ROMNEY’S ISRAEL SPEECH
by Joshua Mitnick
The presumptive Republican candidate for President offered few hints of what he would do differently from Obama aside from avoiding public disputes with Israel.
Republican presidential candidate and former Massachusetts Gov. Mitt Romney delivers a speech in Jerusalem Sunday.
In a signal foreign policy speech in Jerusalem, former governor Mitt Romney said that preventing Iran from building a nuclear weapon should be the “highest national security priority,” and chided President Barack Obama for quarreling with Prime Minister Benjamin Netanyahu over how to do it.
With Romney visit, Israelis worry about becoming a partisan issue – Benjamin Netanyahu goes to Congress, saying patience with Iran wears thin.
However, the presumptive Republican nominee for president offered few hints on what he would do differently from the Obama Administration. Though a senior adviser, Dan Senor, earlier suggested that Mr. Romney would “respect” an Israeli decision to launch a lone attack, Romney in his speech reiterated the more vague formulation of the Obama Administration that “we recognize Israel’s right to defend itself.”
He did reproach the President indirectly for chastising the Israeli leaders for saber rattling, a remark made when Mr. Netanyahu last visited Washington.
“It is sometimes said that those who are the most committed to stopping the Iranian regime from securing nuclear weapons are reckless and provocative and inviting war,” Romney said. “The opposite is true. We are the true peacemakers.”
Romney’s visit has escalated the competition between the two campaigns to demonstrate who’s a stronger supporter of the Jewish state. Obama on Friday announced $70 million in additional military aid to help develop a rocket system to intercept missiles from Gaza and Lebanon.
Israeli officials and analysts are anxious about Israel being in the election’s spotlight, and would prefer the country to be more of an afterthought. That’s because an election debate over Israel could damage long term ties between the countries by risking the Jewish state’s long cultivated bipartisan support in Washington.

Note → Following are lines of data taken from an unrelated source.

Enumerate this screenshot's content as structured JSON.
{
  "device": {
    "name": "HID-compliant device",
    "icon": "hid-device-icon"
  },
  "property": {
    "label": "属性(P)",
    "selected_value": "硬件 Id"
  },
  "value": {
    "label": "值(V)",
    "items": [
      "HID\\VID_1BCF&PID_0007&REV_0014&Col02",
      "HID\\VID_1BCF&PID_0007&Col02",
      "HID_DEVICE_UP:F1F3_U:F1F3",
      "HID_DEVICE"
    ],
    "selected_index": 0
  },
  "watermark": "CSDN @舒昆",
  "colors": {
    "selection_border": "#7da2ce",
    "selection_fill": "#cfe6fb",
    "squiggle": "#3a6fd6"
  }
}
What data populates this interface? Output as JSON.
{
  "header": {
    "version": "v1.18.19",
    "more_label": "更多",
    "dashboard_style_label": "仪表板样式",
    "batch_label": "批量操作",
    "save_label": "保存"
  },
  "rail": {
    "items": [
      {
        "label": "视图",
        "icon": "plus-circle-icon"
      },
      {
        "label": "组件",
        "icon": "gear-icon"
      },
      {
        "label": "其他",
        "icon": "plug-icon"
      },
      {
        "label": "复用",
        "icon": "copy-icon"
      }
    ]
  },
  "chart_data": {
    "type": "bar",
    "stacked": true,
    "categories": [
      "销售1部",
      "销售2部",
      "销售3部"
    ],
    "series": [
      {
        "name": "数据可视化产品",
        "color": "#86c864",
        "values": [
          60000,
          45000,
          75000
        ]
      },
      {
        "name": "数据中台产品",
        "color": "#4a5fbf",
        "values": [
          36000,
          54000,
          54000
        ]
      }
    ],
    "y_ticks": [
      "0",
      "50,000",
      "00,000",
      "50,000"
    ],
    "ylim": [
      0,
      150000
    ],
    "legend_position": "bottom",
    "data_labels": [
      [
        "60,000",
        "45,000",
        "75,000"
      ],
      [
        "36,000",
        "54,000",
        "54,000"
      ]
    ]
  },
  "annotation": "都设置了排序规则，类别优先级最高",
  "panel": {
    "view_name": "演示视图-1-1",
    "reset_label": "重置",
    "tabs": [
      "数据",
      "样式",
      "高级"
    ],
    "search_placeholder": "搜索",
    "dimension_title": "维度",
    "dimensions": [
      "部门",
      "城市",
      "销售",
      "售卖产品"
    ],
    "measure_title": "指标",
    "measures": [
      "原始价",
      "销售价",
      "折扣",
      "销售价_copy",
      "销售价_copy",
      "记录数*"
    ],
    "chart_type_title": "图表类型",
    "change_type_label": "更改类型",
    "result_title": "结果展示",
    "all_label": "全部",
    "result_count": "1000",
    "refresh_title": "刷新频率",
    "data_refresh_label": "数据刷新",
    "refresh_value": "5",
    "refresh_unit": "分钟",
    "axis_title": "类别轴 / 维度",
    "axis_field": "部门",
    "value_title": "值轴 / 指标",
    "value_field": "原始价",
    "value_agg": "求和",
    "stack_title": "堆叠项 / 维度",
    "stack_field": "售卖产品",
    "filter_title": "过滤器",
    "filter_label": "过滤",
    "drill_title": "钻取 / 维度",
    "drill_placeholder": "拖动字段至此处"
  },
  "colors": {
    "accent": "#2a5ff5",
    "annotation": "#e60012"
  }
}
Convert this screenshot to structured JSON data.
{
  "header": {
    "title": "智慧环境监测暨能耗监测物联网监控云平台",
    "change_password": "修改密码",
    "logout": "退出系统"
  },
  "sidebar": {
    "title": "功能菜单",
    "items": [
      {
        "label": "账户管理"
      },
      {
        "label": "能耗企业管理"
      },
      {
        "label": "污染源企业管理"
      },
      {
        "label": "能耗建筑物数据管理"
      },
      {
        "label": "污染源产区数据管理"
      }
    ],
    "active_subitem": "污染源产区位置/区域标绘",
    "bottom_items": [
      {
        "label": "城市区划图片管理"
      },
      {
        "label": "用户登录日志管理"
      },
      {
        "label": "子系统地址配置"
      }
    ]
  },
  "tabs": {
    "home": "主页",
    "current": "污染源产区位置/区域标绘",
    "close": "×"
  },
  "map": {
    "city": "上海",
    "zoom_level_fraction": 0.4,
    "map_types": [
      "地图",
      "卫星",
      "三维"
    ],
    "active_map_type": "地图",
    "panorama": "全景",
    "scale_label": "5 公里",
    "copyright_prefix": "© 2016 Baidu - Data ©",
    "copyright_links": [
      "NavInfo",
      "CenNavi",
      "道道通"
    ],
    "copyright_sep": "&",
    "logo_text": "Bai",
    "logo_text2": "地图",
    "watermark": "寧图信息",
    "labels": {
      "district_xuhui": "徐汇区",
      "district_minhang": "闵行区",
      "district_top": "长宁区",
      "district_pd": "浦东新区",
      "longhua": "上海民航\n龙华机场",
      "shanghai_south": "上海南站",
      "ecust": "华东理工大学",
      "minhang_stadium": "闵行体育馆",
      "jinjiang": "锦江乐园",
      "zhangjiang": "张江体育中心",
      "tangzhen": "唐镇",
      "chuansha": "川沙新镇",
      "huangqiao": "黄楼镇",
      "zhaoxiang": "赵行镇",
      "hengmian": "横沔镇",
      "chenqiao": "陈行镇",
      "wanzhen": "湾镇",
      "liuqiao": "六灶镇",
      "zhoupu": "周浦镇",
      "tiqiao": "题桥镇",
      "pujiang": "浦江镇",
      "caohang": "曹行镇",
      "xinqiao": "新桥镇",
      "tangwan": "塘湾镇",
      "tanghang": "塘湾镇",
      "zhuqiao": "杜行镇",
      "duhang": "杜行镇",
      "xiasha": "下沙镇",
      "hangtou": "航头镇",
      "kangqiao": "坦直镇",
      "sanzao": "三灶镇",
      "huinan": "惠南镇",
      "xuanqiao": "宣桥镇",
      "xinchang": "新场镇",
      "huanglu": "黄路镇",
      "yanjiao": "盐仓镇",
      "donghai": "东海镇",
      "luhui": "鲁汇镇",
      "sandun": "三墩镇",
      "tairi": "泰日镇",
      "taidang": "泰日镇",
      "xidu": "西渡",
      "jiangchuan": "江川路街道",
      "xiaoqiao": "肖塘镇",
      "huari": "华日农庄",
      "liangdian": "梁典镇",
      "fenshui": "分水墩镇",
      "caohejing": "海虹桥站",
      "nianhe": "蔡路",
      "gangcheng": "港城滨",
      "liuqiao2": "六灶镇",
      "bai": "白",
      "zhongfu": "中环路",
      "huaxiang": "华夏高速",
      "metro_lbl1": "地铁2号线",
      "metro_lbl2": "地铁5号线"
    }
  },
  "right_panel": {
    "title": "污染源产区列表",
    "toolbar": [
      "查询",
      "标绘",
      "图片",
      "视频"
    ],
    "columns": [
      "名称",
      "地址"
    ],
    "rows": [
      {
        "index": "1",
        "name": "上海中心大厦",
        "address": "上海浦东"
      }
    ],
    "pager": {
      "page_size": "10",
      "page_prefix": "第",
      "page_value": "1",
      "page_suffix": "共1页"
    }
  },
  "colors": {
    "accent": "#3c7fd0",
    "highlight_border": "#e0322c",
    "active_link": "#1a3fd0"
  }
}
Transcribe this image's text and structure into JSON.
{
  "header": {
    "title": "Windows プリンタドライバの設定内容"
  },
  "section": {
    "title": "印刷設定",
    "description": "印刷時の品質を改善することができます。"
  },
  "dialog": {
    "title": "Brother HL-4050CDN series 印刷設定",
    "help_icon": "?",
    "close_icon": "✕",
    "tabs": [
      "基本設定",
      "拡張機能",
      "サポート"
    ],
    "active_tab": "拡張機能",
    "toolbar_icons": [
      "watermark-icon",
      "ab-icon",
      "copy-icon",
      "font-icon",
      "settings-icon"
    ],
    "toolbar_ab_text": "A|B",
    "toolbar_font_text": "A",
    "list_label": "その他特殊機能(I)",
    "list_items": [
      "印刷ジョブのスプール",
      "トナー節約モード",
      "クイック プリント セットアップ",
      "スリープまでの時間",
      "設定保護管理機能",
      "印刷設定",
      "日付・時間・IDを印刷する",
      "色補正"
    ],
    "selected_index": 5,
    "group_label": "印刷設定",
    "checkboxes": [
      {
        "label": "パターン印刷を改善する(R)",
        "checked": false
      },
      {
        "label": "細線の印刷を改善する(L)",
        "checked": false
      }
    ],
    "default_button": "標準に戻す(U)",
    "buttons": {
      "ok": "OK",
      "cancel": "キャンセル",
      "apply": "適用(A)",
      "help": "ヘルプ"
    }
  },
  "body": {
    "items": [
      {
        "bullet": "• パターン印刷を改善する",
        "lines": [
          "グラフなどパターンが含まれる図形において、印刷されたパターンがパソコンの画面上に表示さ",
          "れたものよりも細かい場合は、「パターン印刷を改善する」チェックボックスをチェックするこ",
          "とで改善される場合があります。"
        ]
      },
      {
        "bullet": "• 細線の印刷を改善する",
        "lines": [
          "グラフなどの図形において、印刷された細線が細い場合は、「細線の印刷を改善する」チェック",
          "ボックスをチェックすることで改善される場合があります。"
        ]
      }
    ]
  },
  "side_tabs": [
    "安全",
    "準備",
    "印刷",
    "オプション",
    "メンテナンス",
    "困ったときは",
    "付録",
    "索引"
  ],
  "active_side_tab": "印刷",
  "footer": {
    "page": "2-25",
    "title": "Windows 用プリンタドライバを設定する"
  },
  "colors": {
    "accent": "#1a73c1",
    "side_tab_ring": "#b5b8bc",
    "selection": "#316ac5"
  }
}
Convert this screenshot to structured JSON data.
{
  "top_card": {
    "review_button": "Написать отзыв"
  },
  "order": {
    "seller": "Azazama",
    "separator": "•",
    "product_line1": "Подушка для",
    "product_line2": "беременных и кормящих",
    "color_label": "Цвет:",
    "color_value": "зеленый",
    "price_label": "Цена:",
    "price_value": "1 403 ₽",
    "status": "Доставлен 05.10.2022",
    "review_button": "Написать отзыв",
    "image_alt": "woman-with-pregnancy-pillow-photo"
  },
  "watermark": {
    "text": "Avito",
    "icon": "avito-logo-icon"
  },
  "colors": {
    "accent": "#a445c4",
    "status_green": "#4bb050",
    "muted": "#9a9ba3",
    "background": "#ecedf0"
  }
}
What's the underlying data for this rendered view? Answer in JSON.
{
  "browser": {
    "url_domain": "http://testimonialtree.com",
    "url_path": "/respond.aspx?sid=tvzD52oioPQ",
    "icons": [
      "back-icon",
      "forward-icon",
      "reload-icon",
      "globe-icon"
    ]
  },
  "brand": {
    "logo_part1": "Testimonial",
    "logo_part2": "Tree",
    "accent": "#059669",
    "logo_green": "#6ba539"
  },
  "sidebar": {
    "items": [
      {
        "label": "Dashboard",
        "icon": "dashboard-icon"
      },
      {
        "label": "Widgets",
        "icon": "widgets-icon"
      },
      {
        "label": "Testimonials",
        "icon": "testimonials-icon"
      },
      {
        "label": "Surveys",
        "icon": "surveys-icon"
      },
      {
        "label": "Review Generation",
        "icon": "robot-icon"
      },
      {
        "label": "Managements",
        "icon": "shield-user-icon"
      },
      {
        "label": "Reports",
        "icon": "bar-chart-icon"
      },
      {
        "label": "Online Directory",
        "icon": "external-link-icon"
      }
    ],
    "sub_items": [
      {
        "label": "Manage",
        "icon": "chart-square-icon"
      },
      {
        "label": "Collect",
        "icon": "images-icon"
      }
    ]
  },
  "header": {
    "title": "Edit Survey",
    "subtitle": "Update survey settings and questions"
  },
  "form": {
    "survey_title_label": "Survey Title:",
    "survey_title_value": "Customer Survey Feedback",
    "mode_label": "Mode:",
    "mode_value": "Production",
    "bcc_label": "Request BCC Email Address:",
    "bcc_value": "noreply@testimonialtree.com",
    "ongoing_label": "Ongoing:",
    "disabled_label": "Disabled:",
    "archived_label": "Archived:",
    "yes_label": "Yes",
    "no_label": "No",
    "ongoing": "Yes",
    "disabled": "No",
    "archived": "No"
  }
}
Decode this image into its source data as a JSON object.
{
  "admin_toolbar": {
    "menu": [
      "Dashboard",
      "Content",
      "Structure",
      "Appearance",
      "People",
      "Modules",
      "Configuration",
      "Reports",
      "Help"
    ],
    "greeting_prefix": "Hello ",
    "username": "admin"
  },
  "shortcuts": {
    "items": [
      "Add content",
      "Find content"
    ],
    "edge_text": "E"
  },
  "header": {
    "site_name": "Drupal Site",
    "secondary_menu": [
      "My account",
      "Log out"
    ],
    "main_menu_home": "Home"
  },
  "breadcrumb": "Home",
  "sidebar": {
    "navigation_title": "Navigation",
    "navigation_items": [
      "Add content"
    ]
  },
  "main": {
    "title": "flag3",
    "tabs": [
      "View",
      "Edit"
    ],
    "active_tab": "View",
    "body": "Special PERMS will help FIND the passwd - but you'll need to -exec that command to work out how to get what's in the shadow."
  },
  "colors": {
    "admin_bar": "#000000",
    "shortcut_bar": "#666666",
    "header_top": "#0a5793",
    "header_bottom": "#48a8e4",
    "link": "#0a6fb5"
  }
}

“We don’t want to be part of the issue,” says an Israeli diplomat, who was not authorized to speak. “We have very strong bi-partisan support and we want to keep it that way. We want there to be strong relations with the US. Not with blue or red.”
Romney: Jerusalem is capital
Speaking against the backdrop of Jerusalem’s Old City, Romney called the disputed city Israel’s capital. That’s likely to bother Palestinians and Arab countries who claim East Jerusalem – the portions captured in the 1967 Arab Israeli War – as capital of a Palestinian state.
In another dig at Obama – who has been bragging about stepped up military cooperation with Israel – Romney blamed the President for allowing public disputes to emerge: “Standing by Israel does not mean with military and intelligence cooperation alone,” he said. “We cannot stand silent as those who seek to undermine Israel, voice their criticisms. And we certainly should not join in that criticism. Diplomatic distance in public between our nations emboldens Israel’s adversaries.”